for ambitious leadership positions at the conference. Indians (63%)
are the next most likely to want their delegates to take ambitious
action at the Rio+20 Summit followed by Canadians (58%).
Half of American and Chinese consumers (51% each) call for their
governments to provide ambitious leadership at the conference.
Germans are the least likely of those in the 17 countries surveyed
to support a leadership position by their government at the
Perhaps the most compelling finding of the survey is that so few
people-only 5 percent globally-want their countries to avoid
committing to any international agreements at the summit. Americans
are the most inclined to prefer that their government makes no
international commitment, at 11%.
The poll is a strong endorsement of the
view that international agreements are needed to resolve
international sustainable development challenges.
Terry Garcia, Executive Vice President for Mission Programs at
National Geographic, commented, "Everyone heading to Rio should be
heartened to hear that there is broad public support for leaders to
take meaningful action on issues related to climate change. Surveys
like this suggest there is real opportunity here."
Eric Whan, Sustainability Director at GlobeScan said: "The poll
makes it clear that people want their governments to push for an
ambitious global agreement at Rio, even if that is not a goal of
the summit. Like we have seen in other research with National
Geographic, people are craving visionary leadership so that they
can follow suit in their own behavior as consumers."
Lindsay Clinton, Senior Manager at SustainAbility commented:
"While international treaties are not an expected outcome from
Rio+20, the evidence that consumers want national governments to
lead is a call to arms. If governments fail to act, we hope that

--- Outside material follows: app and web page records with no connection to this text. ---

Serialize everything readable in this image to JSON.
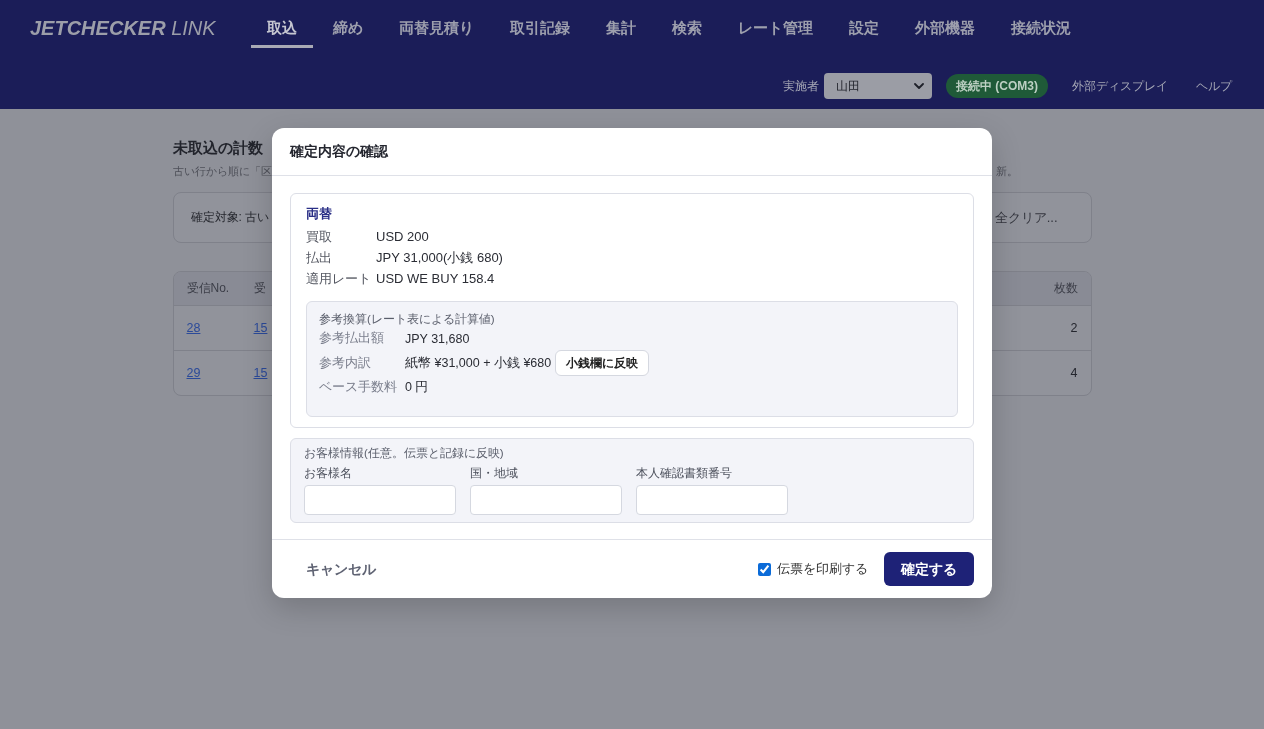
{
  "header": {
    "logo": "**JETCHECKER** LINK",
    "nav": [
      {
        "label": "取込",
        "selected": true
      },
      {
        "label": "締め",
        "selected": false
      },
      {
        "label": "両替見積り",
        "selected": false
      },
      {
        "label": "取引記録",
        "selected": false
      },
      {
        "label": "集計",
        "selected": false
      },
      {
        "label": "検索",
        "selected": false
      },
      {
        "label": "レート管理",
        "selected": false
      },
      {
        "label": "設定",
        "selected": false
      },
      {
        "label": "外部機器",
        "selected": false
      },
      {
        "label": "接続状況",
        "selected": false
      }
    ],
    "operator": {
      "label": "実施者",
      "value": "山田"
    },
    "connection": {
      "label": "接続中 (COM3)",
      "connected": true
    },
    "links": [
      "外部ディスプレイ",
      "ヘルプ"
    ]
  },
  "page": {
    "title": "未取込の計数",
    "subtitle_left": "古い行から順に「区",
    "subtitle_right": "新。",
    "target_card": {
      "text": "確定対象: 古い",
      "button": "全クリア..."
    },
    "table": {
      "columns": [
        "受信No.",
        "受",
        "枚数"
      ],
      "rows": [
        {
          "cells": [
            "28",
            "15",
            "2"
          ]
        },
        {
          "cells": [
            "29",
            "15",
            "4"
          ]
        }
      ]
    }
  },
  "dialog": {
    "title": "確定内容の確認",
    "exchange": {
      "heading": "両替",
      "rows": [
        {
          "label": "買取",
          "value": "USD 200"
        },
        {
          "label": "払出",
          "value": "JPY 31,000(小銭 680)"
        },
        {
          "label": "適用レート",
          "value": "USD WE BUY 158.4"
        }
      ],
      "reference": {
        "title": "参考換算(レート表による計算値)",
        "rows": [
          {
            "label": "参考払出額",
            "value": "JPY 31,680"
          },
          {
            "label": "参考内訳",
            "value": "紙幣 ¥31,000 + 小銭 ¥680",
            "button": "小銭欄に反映"
          },
          {
            "label": "ベース手数料",
            "value": "0 円"
          }
        ]
      }
    },
    "customer": {
      "title": "お客様情報(任意。伝票と記録に反映)",
      "fields": [
        {
          "label": "お客様名"
        },
        {
          "label": "国・地域"
        },
        {
          "label": "本人確認書類番号"
        }
      ]
    },
    "footer": {
      "cancel": "キャンセル",
      "print_slip": {
        "label": "伝票を印刷する",
        "checked": true
      },
      "confirm": "確定する"
    }
  }
}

the private sector will heed the call from consumers and exhibit
leadership through their own sustainability commitments at the